Michael Diekmann
Michael Diekmann, chief executive of Allianz, the German insurer that owns Pimco Reuters

Allianz Group is trying to bat away concerns over its troubled asset management firm Pimco.

Billions of dollars have been pulled out from Pimco funds amid weakening returns and reams of negative press coverage over a spat between Bill Gross and Mohamed El-Erian.

German insurer Allianz faced tough questions over Pimco at its annual general meeting, with some shareholders calling for it to get more involved in the world's largest bond fund to sort out its problems.

But Allianz boss Michael Diekmann said there is "really no reason to be hard on us" because Pimco has one of the best long-term performances of all asset managers, despite the outflows and diminishing returns across 2013 and 2014. It remains a cash cow for Allianz.

Pimco's recent troubles kicked off when El-Erian suddenly quit as chief executive and co-chief investment officer.

He was lined up to be the heir to the so-called "Bond King" Gross, a co-founder, managing director and co-chief investment officer at Pimco.

But details emerged of a bitter feud between the two men.
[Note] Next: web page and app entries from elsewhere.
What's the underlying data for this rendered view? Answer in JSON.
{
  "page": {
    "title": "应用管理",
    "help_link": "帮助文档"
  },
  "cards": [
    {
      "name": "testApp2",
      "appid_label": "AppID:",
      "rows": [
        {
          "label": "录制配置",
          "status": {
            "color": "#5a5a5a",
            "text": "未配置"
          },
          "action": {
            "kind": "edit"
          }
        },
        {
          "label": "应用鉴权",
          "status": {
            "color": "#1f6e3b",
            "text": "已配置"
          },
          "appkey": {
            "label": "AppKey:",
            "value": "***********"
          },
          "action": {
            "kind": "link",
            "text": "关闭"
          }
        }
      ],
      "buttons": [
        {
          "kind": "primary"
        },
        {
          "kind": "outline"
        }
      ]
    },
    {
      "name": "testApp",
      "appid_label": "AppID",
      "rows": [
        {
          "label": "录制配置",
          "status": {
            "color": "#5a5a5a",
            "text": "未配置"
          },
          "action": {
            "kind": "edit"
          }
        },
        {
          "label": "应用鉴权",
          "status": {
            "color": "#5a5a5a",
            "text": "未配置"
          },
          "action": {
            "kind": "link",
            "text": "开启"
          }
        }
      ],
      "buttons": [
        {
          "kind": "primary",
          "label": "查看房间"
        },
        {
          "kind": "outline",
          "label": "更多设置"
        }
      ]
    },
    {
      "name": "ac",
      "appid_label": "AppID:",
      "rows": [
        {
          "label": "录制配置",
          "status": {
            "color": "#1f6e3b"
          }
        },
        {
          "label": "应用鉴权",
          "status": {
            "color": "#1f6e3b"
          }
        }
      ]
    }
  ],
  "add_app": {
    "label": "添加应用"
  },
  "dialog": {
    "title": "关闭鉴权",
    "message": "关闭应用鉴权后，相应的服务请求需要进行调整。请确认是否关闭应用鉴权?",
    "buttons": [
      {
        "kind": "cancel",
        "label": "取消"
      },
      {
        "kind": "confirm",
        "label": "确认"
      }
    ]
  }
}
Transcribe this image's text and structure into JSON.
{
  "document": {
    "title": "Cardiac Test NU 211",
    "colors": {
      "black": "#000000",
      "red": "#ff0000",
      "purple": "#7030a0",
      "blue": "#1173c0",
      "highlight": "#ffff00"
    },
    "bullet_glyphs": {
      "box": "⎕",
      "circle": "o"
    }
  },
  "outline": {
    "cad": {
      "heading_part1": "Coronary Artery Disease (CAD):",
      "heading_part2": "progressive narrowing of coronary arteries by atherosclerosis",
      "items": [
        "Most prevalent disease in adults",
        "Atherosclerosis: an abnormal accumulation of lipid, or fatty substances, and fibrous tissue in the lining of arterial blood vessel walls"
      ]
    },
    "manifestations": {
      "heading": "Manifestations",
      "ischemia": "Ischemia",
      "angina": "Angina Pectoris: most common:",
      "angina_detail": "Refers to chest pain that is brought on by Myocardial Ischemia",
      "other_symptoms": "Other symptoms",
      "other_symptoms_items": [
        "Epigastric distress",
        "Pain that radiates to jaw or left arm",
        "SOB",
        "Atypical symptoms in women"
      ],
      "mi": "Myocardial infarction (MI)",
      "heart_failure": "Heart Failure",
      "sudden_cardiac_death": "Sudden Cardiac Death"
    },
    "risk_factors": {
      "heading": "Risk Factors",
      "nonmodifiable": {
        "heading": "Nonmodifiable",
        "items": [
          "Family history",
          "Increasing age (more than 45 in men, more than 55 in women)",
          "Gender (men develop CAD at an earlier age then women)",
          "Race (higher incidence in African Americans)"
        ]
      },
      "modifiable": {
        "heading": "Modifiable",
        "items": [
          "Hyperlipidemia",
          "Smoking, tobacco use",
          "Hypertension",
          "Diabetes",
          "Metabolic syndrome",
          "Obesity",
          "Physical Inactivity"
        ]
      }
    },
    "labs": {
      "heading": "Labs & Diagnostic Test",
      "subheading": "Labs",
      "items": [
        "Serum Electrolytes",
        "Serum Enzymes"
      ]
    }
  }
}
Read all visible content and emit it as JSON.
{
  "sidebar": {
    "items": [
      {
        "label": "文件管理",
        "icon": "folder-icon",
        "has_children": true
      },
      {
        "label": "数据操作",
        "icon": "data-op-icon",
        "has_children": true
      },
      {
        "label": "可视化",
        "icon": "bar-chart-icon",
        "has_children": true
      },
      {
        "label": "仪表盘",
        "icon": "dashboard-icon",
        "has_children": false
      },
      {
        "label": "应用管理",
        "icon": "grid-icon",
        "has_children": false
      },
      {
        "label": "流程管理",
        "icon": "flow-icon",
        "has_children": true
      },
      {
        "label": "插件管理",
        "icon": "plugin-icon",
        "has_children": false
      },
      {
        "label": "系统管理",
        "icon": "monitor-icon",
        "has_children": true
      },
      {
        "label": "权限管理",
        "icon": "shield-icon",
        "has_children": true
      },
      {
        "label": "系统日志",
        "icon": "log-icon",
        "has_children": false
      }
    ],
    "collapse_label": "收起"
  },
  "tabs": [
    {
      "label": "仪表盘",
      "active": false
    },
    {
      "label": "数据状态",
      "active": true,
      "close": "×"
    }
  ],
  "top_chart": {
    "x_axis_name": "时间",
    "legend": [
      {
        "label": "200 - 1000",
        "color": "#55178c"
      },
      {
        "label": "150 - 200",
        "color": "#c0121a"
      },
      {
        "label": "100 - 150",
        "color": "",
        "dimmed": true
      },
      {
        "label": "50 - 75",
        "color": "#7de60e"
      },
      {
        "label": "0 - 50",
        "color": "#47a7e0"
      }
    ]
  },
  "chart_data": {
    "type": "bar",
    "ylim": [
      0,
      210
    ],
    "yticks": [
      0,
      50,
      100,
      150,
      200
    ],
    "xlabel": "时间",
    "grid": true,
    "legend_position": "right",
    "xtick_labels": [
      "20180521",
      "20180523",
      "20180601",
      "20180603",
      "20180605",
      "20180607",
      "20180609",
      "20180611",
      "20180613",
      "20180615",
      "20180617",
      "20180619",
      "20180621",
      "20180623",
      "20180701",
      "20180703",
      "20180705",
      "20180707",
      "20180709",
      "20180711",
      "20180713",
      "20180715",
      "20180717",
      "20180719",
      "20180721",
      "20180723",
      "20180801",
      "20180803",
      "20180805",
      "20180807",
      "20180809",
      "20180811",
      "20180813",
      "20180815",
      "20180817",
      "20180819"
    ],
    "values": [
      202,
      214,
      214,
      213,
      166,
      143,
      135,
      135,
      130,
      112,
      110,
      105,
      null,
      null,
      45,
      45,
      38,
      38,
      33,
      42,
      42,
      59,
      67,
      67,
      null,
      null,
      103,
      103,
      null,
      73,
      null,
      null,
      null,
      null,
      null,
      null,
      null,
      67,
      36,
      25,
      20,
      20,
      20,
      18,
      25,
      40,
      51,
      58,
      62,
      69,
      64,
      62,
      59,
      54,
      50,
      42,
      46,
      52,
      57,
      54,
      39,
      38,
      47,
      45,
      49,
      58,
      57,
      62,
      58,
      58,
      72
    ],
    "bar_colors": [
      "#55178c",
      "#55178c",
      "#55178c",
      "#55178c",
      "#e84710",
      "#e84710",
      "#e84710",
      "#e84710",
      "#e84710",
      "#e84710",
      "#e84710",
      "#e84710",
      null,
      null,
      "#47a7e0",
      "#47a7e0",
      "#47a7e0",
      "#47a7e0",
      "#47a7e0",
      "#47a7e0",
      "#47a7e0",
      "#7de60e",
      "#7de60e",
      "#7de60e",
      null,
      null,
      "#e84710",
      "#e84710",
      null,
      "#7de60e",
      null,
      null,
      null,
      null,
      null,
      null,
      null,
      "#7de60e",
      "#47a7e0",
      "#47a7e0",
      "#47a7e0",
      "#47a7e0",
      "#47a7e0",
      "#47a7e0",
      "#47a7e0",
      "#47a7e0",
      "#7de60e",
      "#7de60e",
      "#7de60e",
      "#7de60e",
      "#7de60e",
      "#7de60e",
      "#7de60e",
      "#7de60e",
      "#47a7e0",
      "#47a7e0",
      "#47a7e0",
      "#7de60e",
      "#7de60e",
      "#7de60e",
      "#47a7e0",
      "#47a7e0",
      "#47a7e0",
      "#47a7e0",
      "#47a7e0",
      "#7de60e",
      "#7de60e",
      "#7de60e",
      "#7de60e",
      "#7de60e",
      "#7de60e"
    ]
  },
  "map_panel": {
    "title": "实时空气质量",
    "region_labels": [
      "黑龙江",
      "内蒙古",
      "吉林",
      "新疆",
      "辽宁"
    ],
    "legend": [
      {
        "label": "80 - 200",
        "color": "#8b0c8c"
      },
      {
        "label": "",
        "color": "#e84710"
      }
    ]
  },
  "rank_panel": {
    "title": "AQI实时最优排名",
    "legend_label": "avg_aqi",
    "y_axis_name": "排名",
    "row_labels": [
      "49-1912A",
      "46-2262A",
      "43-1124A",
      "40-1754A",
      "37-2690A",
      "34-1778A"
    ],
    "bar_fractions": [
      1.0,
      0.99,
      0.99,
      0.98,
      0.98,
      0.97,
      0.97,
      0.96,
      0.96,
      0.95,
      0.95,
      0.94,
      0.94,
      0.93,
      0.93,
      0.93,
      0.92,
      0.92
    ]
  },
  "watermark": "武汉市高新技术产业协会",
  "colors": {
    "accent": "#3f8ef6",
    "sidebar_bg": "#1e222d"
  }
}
Reports surfaced of one particular clash at Pimco's Californian headquarters, in which El-Erian told Gross he was "tired of cleaning up your s**t".

Following El-Erian's departure, Pimco appointed six new deputy chief investment officers at the firm in a bid to reshuffle the executive deck and show investors that the leadership had been refreshed.

"Responsibilities within Pimco have been redistributed and clearly regulated," Diekmann said at the AGM. "They now lie on more shoulders."

He added that clients had given "very positive feedback" about the new Pimco structure and that Allianz would "do anything sensible to strengthen Pimco further".

The Bill Gross-managed Pimco Total Return Fund has suffered 12 consecutive months of outflows as investors pulled out another $3.1bn (£1.82bn, €2.22bn) in April.

The fund has suffered a total of $55.26bn in net outflows since May 2013, according to Morningstar data.

It managed assets worth $230bn at end of April 2014, down from a peak of $292.9bn in April 2013.

Worse still, it also continued its string of downbeat returns in April. At 0.74%, it trailed 68% of its peers.